Miyao’s own connections helped in coordinating the visit of Yoshida and his Japanese film-star wife Mariko Okada, who will be present when two of Yoshida’s films are screened during the San Diego Asian Film Festival, Nov. 5 – 14.
“Yoshida is one of my favorite Japanese filmmakers, partly because he writes fascinating essays and theoretical articles about film,” Miyao said. “He is a very intellectual filmmaker. His films are art films in a broad sense—they are very political, very critical of the modern history of Japan. At the same time, his films are very beautiful.”
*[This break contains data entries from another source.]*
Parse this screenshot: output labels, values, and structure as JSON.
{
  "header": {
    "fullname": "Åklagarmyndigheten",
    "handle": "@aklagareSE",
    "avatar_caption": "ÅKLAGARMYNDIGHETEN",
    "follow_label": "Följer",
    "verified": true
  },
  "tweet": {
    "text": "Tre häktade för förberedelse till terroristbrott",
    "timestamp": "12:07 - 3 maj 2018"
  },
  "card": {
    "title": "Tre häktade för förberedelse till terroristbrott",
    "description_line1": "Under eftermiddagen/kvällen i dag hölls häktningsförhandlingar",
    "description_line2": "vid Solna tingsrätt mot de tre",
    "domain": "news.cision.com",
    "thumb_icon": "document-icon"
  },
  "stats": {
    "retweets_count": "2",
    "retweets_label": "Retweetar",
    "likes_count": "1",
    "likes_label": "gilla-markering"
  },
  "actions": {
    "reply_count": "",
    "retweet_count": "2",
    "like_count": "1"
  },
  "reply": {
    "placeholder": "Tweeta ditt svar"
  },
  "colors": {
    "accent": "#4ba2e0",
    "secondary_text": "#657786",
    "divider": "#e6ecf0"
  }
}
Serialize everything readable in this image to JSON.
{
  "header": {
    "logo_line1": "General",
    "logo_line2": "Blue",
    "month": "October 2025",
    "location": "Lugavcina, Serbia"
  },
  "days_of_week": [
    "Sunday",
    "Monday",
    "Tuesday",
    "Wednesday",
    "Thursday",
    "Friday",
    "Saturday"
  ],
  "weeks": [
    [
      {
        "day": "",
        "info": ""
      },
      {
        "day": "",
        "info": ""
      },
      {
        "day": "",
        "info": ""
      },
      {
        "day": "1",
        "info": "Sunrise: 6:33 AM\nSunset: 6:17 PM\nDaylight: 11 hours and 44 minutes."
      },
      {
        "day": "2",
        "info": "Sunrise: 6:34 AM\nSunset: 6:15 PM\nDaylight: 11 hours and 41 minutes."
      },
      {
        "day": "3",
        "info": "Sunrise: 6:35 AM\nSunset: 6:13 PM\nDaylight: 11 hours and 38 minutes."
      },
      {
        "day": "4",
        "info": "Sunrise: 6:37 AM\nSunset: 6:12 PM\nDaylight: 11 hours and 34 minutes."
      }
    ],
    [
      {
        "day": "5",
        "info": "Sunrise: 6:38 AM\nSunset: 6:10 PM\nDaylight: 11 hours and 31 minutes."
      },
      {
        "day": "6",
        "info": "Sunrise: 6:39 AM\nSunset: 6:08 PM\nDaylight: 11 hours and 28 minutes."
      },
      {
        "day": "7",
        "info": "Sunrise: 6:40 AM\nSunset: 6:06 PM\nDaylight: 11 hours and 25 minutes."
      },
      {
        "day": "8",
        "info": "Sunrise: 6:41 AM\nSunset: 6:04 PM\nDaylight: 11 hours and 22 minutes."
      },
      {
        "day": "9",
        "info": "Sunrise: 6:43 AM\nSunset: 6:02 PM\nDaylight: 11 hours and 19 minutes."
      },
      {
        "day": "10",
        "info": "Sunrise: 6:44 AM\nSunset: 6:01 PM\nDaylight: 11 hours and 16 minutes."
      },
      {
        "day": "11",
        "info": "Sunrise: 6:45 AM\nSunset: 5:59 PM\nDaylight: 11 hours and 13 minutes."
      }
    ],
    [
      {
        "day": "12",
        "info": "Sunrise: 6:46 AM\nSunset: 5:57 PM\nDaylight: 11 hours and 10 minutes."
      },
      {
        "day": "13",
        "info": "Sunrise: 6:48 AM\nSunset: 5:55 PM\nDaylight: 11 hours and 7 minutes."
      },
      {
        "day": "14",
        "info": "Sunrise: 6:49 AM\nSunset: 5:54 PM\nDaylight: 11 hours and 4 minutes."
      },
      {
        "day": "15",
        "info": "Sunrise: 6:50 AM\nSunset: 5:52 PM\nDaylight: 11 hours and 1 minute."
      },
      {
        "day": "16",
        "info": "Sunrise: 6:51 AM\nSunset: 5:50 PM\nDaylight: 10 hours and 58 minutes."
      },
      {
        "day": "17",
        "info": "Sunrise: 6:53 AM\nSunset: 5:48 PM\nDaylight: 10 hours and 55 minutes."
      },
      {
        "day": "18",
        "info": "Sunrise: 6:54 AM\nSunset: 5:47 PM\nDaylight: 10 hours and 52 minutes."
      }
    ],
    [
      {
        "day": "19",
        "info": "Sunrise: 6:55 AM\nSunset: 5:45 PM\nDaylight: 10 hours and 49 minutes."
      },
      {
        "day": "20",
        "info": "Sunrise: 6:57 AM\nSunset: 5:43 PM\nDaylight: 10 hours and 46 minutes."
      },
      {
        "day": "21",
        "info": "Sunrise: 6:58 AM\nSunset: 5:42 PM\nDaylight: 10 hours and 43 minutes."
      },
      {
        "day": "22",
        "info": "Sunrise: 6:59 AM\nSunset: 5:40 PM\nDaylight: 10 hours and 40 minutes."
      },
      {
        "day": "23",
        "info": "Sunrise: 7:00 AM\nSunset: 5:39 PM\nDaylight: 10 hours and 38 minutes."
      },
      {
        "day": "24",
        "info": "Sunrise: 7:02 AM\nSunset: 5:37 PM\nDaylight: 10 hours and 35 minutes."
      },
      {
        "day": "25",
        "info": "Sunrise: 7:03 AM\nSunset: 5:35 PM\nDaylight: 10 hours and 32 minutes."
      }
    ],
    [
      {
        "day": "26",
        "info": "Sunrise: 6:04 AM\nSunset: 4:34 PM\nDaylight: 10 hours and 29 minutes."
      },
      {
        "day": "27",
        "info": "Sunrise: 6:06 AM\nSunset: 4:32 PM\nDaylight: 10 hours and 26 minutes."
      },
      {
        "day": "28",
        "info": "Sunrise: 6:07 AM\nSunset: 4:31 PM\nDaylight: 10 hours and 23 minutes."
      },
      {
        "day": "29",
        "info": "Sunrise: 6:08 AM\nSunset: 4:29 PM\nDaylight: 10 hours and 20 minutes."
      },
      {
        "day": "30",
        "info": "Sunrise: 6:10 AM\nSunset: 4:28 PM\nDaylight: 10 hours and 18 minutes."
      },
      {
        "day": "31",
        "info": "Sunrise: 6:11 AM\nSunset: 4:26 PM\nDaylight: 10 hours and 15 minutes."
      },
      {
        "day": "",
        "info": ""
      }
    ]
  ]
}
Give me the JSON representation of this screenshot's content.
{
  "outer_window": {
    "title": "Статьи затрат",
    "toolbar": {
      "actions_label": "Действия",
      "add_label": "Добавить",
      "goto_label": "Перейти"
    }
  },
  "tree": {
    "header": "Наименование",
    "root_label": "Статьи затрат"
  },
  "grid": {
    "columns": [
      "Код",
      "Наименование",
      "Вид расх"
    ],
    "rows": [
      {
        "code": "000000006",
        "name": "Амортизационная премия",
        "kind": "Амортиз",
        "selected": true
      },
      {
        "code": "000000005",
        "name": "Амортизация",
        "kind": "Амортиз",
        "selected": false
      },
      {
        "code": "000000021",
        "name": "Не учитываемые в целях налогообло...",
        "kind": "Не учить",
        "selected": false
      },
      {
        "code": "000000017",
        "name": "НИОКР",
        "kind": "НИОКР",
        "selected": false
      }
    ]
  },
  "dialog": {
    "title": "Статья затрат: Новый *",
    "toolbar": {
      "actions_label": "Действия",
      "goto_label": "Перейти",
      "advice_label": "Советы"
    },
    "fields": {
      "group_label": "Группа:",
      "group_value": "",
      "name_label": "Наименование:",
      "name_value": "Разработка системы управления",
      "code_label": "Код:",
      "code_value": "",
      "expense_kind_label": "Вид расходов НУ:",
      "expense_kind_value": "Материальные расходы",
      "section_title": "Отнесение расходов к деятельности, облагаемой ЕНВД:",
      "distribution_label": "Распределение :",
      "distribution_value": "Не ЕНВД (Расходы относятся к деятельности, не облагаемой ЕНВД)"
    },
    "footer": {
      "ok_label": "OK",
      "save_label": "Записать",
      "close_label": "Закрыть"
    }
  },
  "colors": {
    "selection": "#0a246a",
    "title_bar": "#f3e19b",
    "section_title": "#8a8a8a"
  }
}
Miyao, who recently joined UC San Diego’s literature faculty as Hajime Mori Chair in Japanese Language and Literature and received a 2015 NEH Summer Grant, met the film festival’s Artistic Director Brian Hu through a mutual friend last year when Miyao attended the festival as a fan. Afterward, he and Hu began discussing how Miyao might participate during this year’s film event, so Miyao selected two of Yoshida’s films.
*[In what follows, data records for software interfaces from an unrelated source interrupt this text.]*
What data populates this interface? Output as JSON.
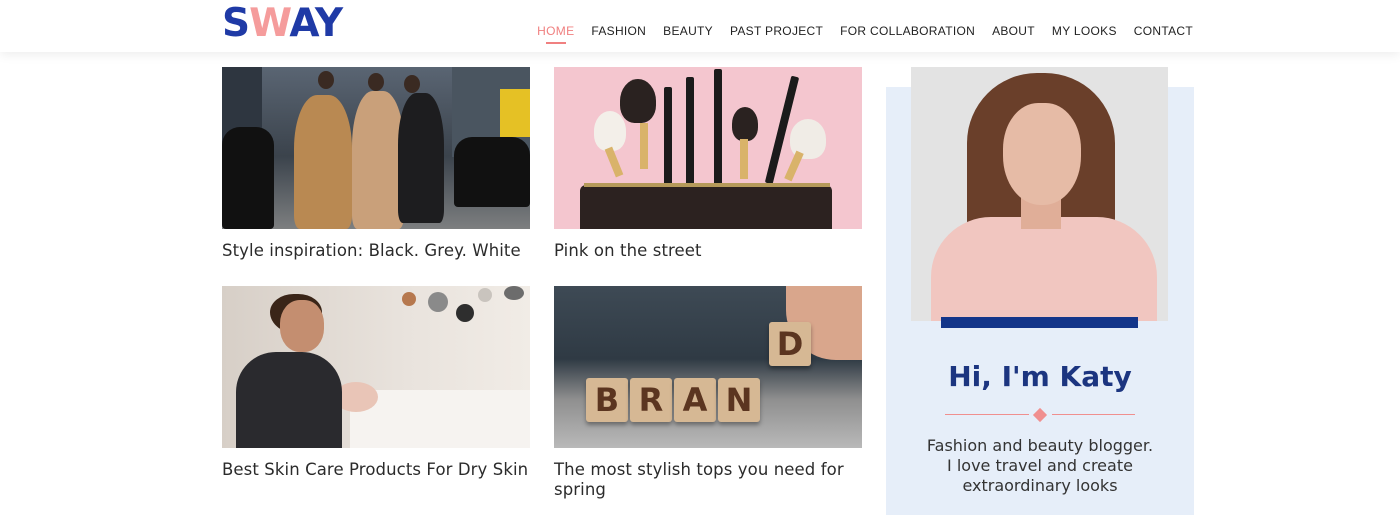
{
  "brand": {
    "logo_part1": "S",
    "logo_part2": "W",
    "logo_part3": "AY"
  },
  "nav": [
    {
      "label": "HOME",
      "active": true
    },
    {
      "label": "FASHION"
    },
    {
      "label": "BEAUTY"
    },
    {
      "label": "PAST PROJECT"
    },
    {
      "label": "FOR COLLABORATION"
    },
    {
      "label": "ABOUT"
    },
    {
      "label": "MY LOOKS"
    },
    {
      "label": "CONTACT"
    }
  ],
  "posts": [
    {
      "title": "Style inspiration: Black. Grey. White"
    },
    {
      "title": "Pink on the street"
    },
    {
      "title": "Best Skin Care Products For Dry Skin"
    },
    {
      "title": "The most stylish tops you need for spring"
    }
  ],
  "brand_blocks": {
    "letters": [
      "B",
      "R",
      "A",
      "N",
      "D"
    ]
  },
  "sidebar": {
    "name": "Hi, I'm Katy",
    "bio_line1": "Fashion and beauty blogger.",
    "bio_line2": "I love travel and create",
    "bio_line3": "extraordinary looks"
  },
  "colors": {
    "brand_blue": "#1f3aa6",
    "accent_pink": "#f08080",
    "sidebar_bg": "#e6eef9",
    "name_blue": "#1c3580"
  }
}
The first film called, “Eros + Massacre” (1969), starring Okada, is a biopic about early 20th century Japanese anarchist Sakae Osugi. In 1923, Osugi, his lover Noe Itō and his nephew were arrested and beaten to death by military police. “Eros,” screens Wed., Nov. 11, 6:30 p.m. at the Museum of Photographic Arts in Balboa Park.
The second Yoshida film, “Coup d’Etat” (1973) focuses on Ikki Kita, a socialist whose ideas led to a failed military coup in 1936, followed by Kita’s execution in 1937. “Coup d’Etat” screens Thurs., Nov. 12, 6:30 p.m., also at the Museum of Photographic Arts.
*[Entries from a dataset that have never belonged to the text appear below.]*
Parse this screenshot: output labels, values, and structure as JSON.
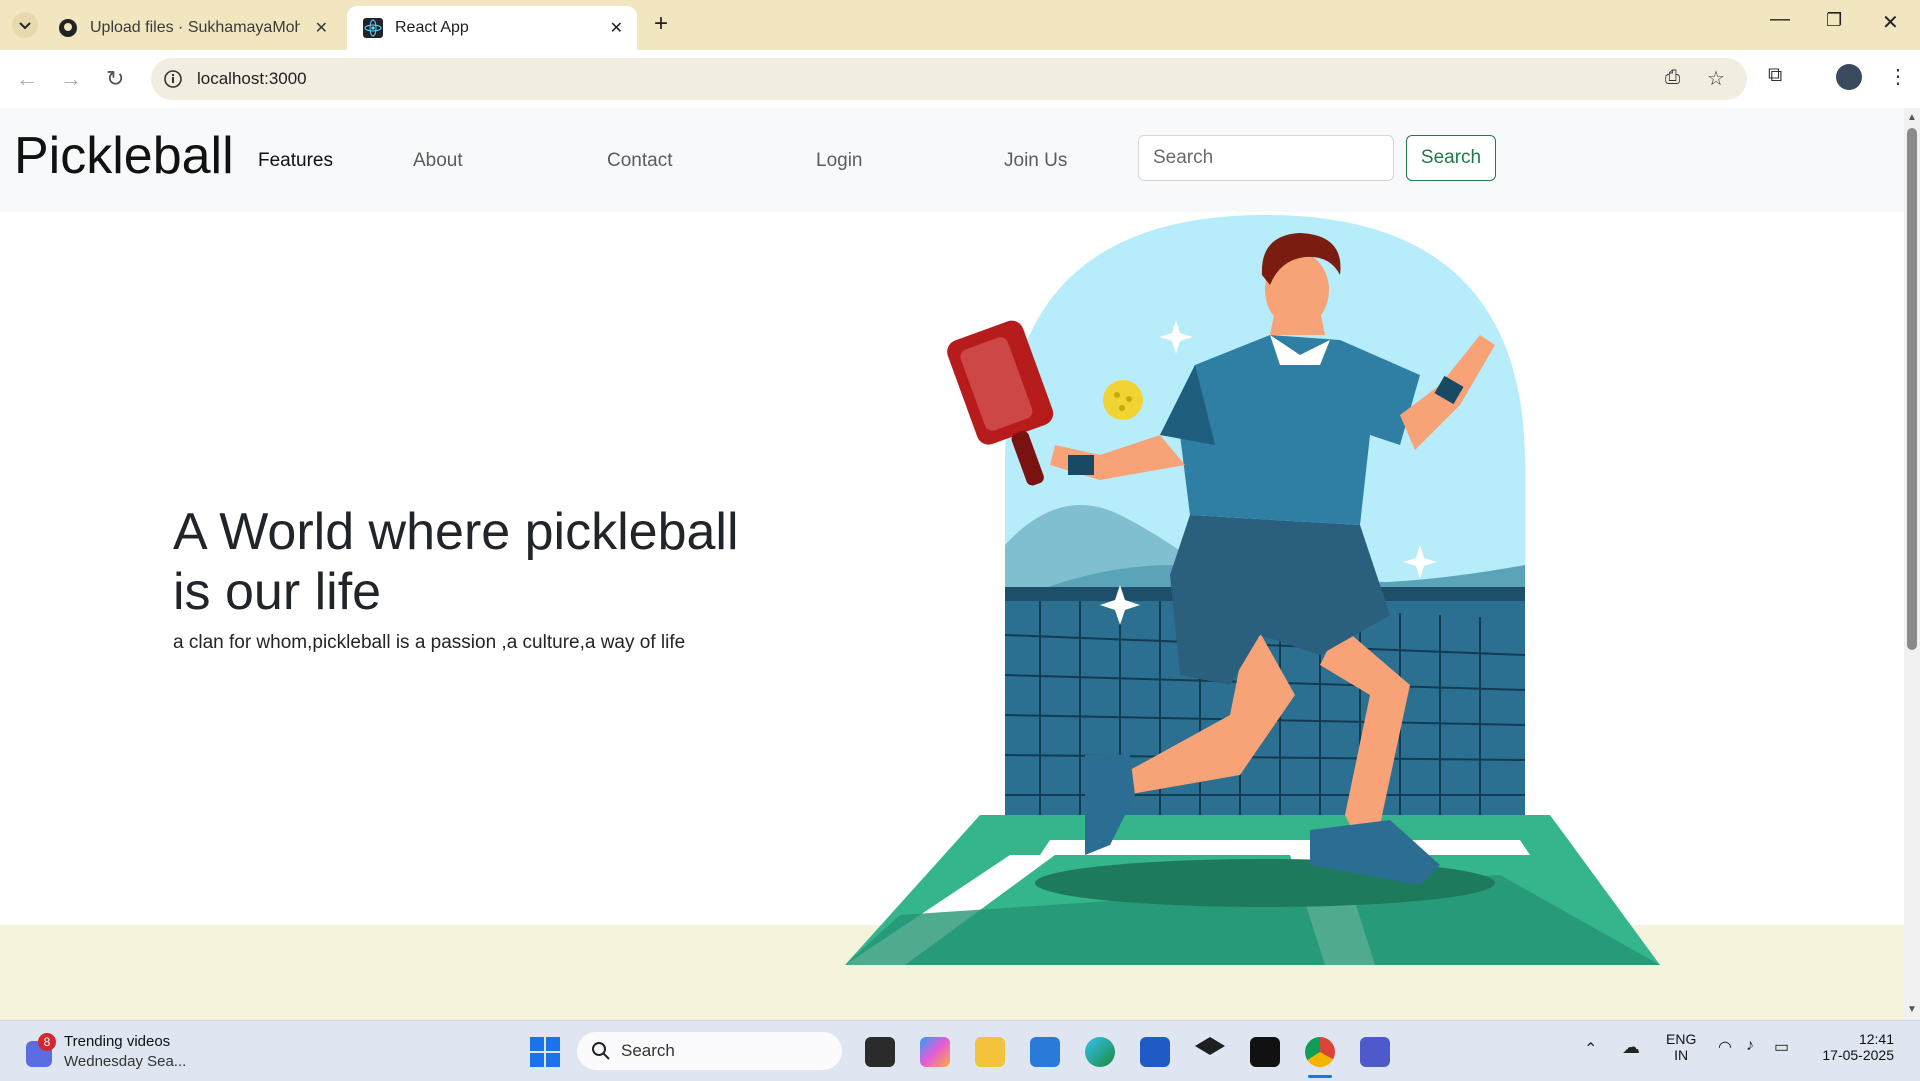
{
  "browser": {
    "tabs": [
      {
        "title": "Upload files · SukhamayaMohapatra",
        "icon": "github-icon"
      },
      {
        "title": "React App",
        "icon": "react-icon",
        "active": true
      }
    ],
    "url": "localhost:3000"
  },
  "navbar": {
    "brand": "Pickleball",
    "links": [
      "Features",
      "About",
      "Contact",
      "Login",
      "Join Us"
    ],
    "search_placeholder": "Search",
    "search_button": "Search"
  },
  "hero": {
    "title": "A World where pickleball is our life",
    "subtitle": "a clan for whom,pickleball is a passion ,a culture,a way of life"
  },
  "taskbar": {
    "notification_count": "8",
    "widget_title": "Trending videos",
    "widget_sub": "Wednesday Sea...",
    "search_label": "Search",
    "language": "ENG",
    "region": "IN",
    "time": "12:41",
    "date": "17-05-2025"
  },
  "colors": {
    "accent": "#1f7a4a",
    "tabbar": "#f1e6bf",
    "footer_band": "#f6f3dc"
  }
}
Miyao explained that Yoshida is often associated with the French New Wave of rebellious filmmakers such as Jean-Luc Godard and François Truffaut, who experimented with narrative structure, handheld cameras and natural lighting.
“Yoshida was part of the Japanese new wave,” said Miyao, whose UC San Diego office is lined with DVDs ranging from Japanese silent films to American film noir. “His concerns were how Japan, especially the government and intellectuals, tried to incorporate international ideas about aesthetics, modernity and westernization. His films face those ideas from a modern perspective.”
Miyao added that Yoshida’s movies are period films, set in the 1920s and 1930s, but with scenes in which people of the 1960s interview the people who are experiencing things during the former time period, by way of flashbacks and voiceovers. This makes the films both period and contemporary dramas.
Miyao’s research is published in his recent books, “The Aesthetics of Shadow: Lighting and Japanese Cinema” (2013) and “Sessue Hayakawa: Silent Cinema and Transnational Stardom” (2007)—Hayakawa was a star of Japanese silent films.
“Visually speaking, silent films are fascinating to me,” Miyao said. “When cinema obtained spoken words I think visually speaking it became a little degraded because it’s easier to use words to explain things. During the silent period they had to explain things visually, and they developed the visual language in a very crafty manner. I think the period around 1926 and 1927 was the high time of cinema as a visual medium.”
Miyao’s interest in early film will continue with his next book, which will explore the impact of films by the Lumière brothers. In December 1895, the first theatrical screening of a Lumière film took place in Paris. Some film historians mark this event as the beginning of cinema, which means that December 2015 is its 120th anniversary.
“In the beginning, cinema was purely a visual art form, and I wanted to go back to that period to learn not only about the stories but about the technologies and technical issues,” Miyao said. “Curiously, cinema studies courses these days do not really consider technological or technical aspects of films. They focus on political issues, thematic or narrative techniques, those things. I wanted to bring back this dialog between the people who are making films and the cinema-studies people who are talking about them.”
Miyao noted that Yoshida’s San Diego appearances are an extension of this same dialog. For more information about Yoshida’s films and the San Diego Asian Film Festival, visit the website.